Nevertheless, ignoring the differences and pulling out the figures still puts the Q400’s range (High Gross Weight version: the Q400 variant used by Spicejet) a minimum 80NM greater than the ATR 72-600’s (the “OPTION” that ATR offers, which boasts off greater range and weights than the “BASIC” variant), at maximum passenger load (78 X 102 = 7959kg for the Q400 and 72 X 102= 7344kg for the ATR 72-600), this maximum payload considering passengers at 102kgs each (75kg adult + 20kg check in+ 7kg cabin baggage).
*Data from Bombardier. **Data from ATR
This 80NM makes all the difference in planning a flight from Hyderabad to Tiruvananthapuram (Trivandrum). Considering the fact that Air Costa plans to serve Tier II cities in India, there is no reason why this sector wouldn’t be considered. Spicejet operates a daily Q400 flight direct from Hyderabad to Trivananthapuram, with a scheduled block time of 2hrs 15 minutes, with Cochin as the alternate, which is around 100NM away. The ATR 72-600 on the other hand will not be able to fly direct between the city pair with full payload. Deviations due to weather, winds, and flying airways that zig-zag in varying degrees add air distance: all this combined with the 100NM alternate (Cochin) will make things tough for a flight planned on the ATR 72.
The Q400’s range presents operational flexibility. A flight from Chennai to Mumbai, with Pune as the alternate may also be planned on the Q400, but not on the ATR 72.
Air Costa may settle for a cabin configuration similar to Spicejet’s: 78 seat, 30″ seat pitch all economy configuration.
With an all turbo prop fleet, Air Costa will enjoy the lowest fuel cost per aircraft per litre of ATF (Aircraft Turbine Fuel) amongst all scheduled operators in India, due to the non-applicability of sales tax on ATF for scheduled operation with regional aircraft of seating capacity less than 80 seats.
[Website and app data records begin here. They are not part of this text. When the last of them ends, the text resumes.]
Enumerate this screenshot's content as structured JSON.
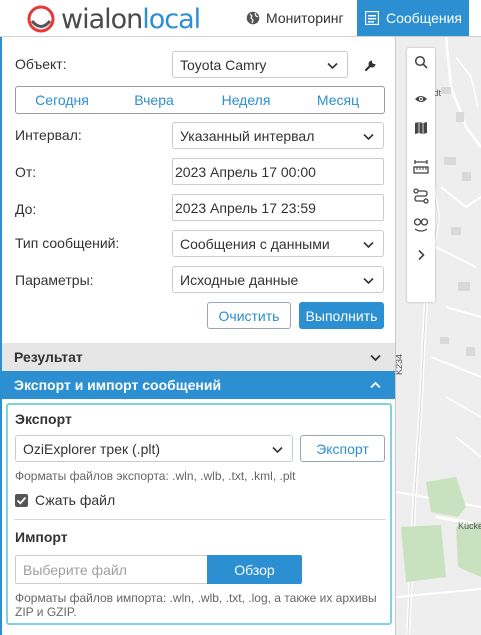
{
  "header": {
    "logo_text_1": "wialon",
    "logo_text_2": "local",
    "nav_monitoring": "Мониторинг",
    "nav_messages": "Сообщения"
  },
  "form": {
    "object_label": "Объект:",
    "object_value": "Toyota Camry",
    "tabs": [
      "Сегодня",
      "Вчера",
      "Неделя",
      "Месяц"
    ],
    "interval_label": "Интервал:",
    "interval_value": "Указанный интервал",
    "from_label": "От:",
    "from_value": "2023 Апрель 17 00:00",
    "to_label": "До:",
    "to_value": "2023 Апрель 17 23:59",
    "msgtype_label": "Тип сообщений:",
    "msgtype_value": "Сообщения с данными",
    "params_label": "Параметры:",
    "params_value": "Исходные данные",
    "clear_button": "Очистить",
    "run_button": "Выполнить"
  },
  "sections": {
    "result": "Результат",
    "export_import": "Экспорт и импорт сообщений"
  },
  "export": {
    "title": "Экспорт",
    "format_value": "OziExplorer трек (.plt)",
    "export_button": "Экспорт",
    "formats_hint": "Форматы файлов экспорта: .wln, .wlb, .txt, .kml, .plt",
    "compress_label": "Сжать файл",
    "compress_checked": true
  },
  "import": {
    "title": "Импорт",
    "file_placeholder": "Выберите файл",
    "browse_button": "Обзор",
    "formats_hint_line1": "Форматы файлов импорта: .wln, .wlb, .txt, .log, а также их архивы",
    "formats_hint_line2": "ZIP и GZIP."
  },
  "map": {
    "label_top": "tedt",
    "label_road": "K234",
    "label_street": "Kücke"
  },
  "colors": {
    "accent": "#2b8fd1",
    "export_border": "#7fd4dc",
    "result_bg": "#e6e6e6"
  },
  "icons": [
    "globe-icon",
    "messages-icon",
    "wrench-icon",
    "chevron-down-icon",
    "chevron-up-icon",
    "check-icon",
    "search-icon",
    "eye-icon",
    "map-icon",
    "ruler-icon",
    "route-icon",
    "geofence-icon",
    "chevron-right-icon"
  ]
}
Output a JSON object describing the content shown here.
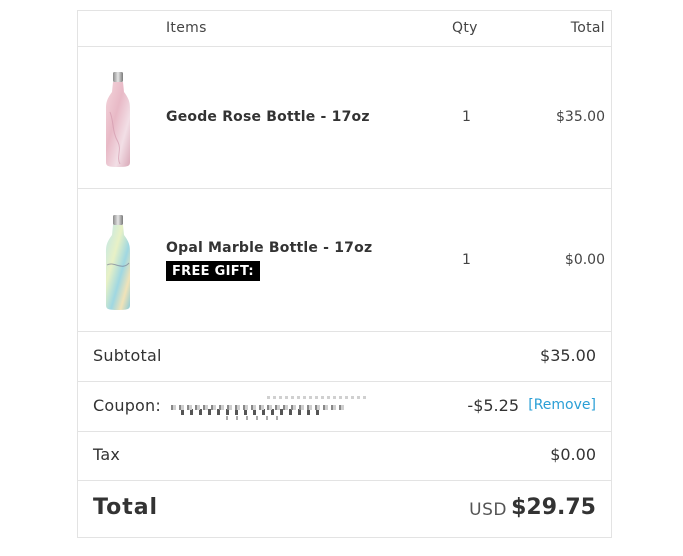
{
  "header": {
    "items": "Items",
    "qty": "Qty",
    "total": "Total"
  },
  "items": [
    {
      "name": "Geode Rose Bottle - 17oz",
      "qty": "1",
      "total": "$35.00",
      "thumb_icon": "rose-bottle-image"
    },
    {
      "name": "Opal Marble Bottle - 17oz",
      "qty": "1",
      "total": "$0.00",
      "badge": "FREE GIFT:",
      "thumb_icon": "opal-bottle-image"
    }
  ],
  "summary": {
    "subtotal_label": "Subtotal",
    "subtotal_value": "$35.00",
    "coupon_label": "Coupon:",
    "coupon_amount": "-$5.25",
    "coupon_remove": "[Remove]",
    "tax_label": "Tax",
    "tax_value": "$0.00",
    "total_label": "Total",
    "total_currency": "USD",
    "total_value": "$29.75"
  },
  "colors": {
    "link": "#2a9fd6",
    "border": "#e3e3e3",
    "badge_bg": "#000000"
  }
}
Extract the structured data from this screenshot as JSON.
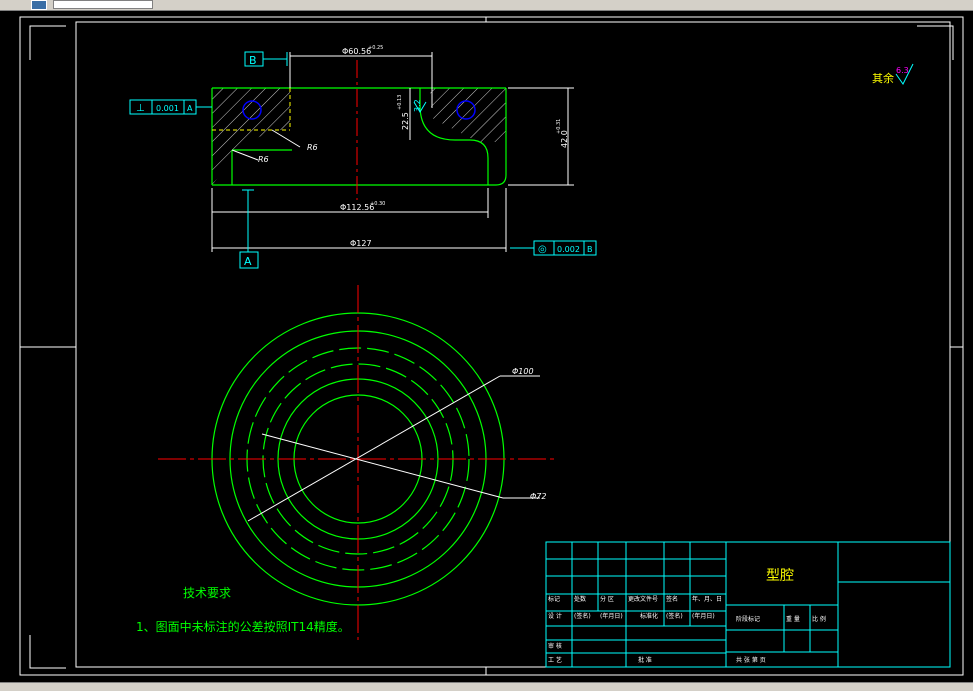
{
  "colors": {
    "background": "#000000",
    "border": "#ffffff",
    "part_outline": "#00ff00",
    "hatch": "#ffffff",
    "centerline": "#ff0000",
    "dimension": "#ffffff",
    "callout": "#00ffff",
    "hole": "#0000ff",
    "title_text": "#00ff00",
    "finish_label": "#ffff00",
    "finish_value": "#ff00ff",
    "title_block": "#00ffff"
  },
  "section_view": {
    "datum_b": "B",
    "datum_a": "A",
    "dim_top_diameter": "Φ60.56",
    "dim_top_tol": "+0.25",
    "dim_mid_diameter": "Φ112.56",
    "dim_mid_tol": "+0.30",
    "dim_overall_diameter": "Φ127",
    "dim_height": "42.0",
    "dim_height_tol": "+0.31",
    "dim_step": "22.5",
    "dim_step_tol": "+0.13",
    "radius_label_1": "R6",
    "radius_label_2": "R6",
    "roughness_local": "3.2",
    "gtol_flatness": {
      "symbol": "⊥",
      "value": "0.001",
      "datum": "A"
    },
    "gtol_concentric": {
      "symbol": "◎",
      "value": "0.002",
      "datum": "B"
    }
  },
  "plan_view": {
    "dim_outer": "Φ100",
    "dim_inner": "Φ72"
  },
  "surface_finish": {
    "label": "其余",
    "value": "6.3"
  },
  "technical_requirements": {
    "heading": "技术要求",
    "item_1": "1、图面中未标注的公差按照IT14精度。"
  },
  "title_block": {
    "part_name": "型腔",
    "row_headers": [
      "标记",
      "处数",
      "分  区",
      "更改文件号",
      "签名",
      "年、月、日"
    ],
    "design_label": "设  计",
    "design_name": "(签名)",
    "design_date": "(年月日)",
    "std_label": "标准化",
    "std_name": "(签名)",
    "std_date": "(年月日)",
    "stage_label": "阶段标记",
    "weight_label": "重  量",
    "scale_label": "比  例",
    "review_label": "审  核",
    "process_label": "工  艺",
    "approve_label": "批  准",
    "sheet_label": "共    张   第    页"
  }
}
Considering the sad fact that in India, ATF accounts for nearly 50% of operating costs, the savings cannot be overemphasised. The Q400’s flexibility in range and speed can potentially throw open an all new airline to the Indian traveller: an airline that can keep costs low, flexibility high, giving other airlines a run for their money.
The timing of Air Costa isn’t bad either. With Kingfisher Airlines’ flight and cabin crew applying outside to other airlines, there may be no dearth of experienced manpower. With 5 aircraft and an average estimated requirement of 10 pilots per airplane (commanders + first officers), at least 50 flight crew members and possibly about 50 cabin crew would be needed, all of whom may easily be “sourced” from Kingfisher.
In conclusion, Air Costa will operate an aircraft that will offer it immense route flexibility, while keeping costs very low. With good planning, strong political connections, and the introduction of frequent flights between Tier I cities (such as Bangalore-Mumbai, Bangalore-Chennai, Hyderabad-Mumbai, Hyderabad-Bangalore and Chennai-Mumbai), Air Costa may, if well managed, become the envied airline of tomorrow.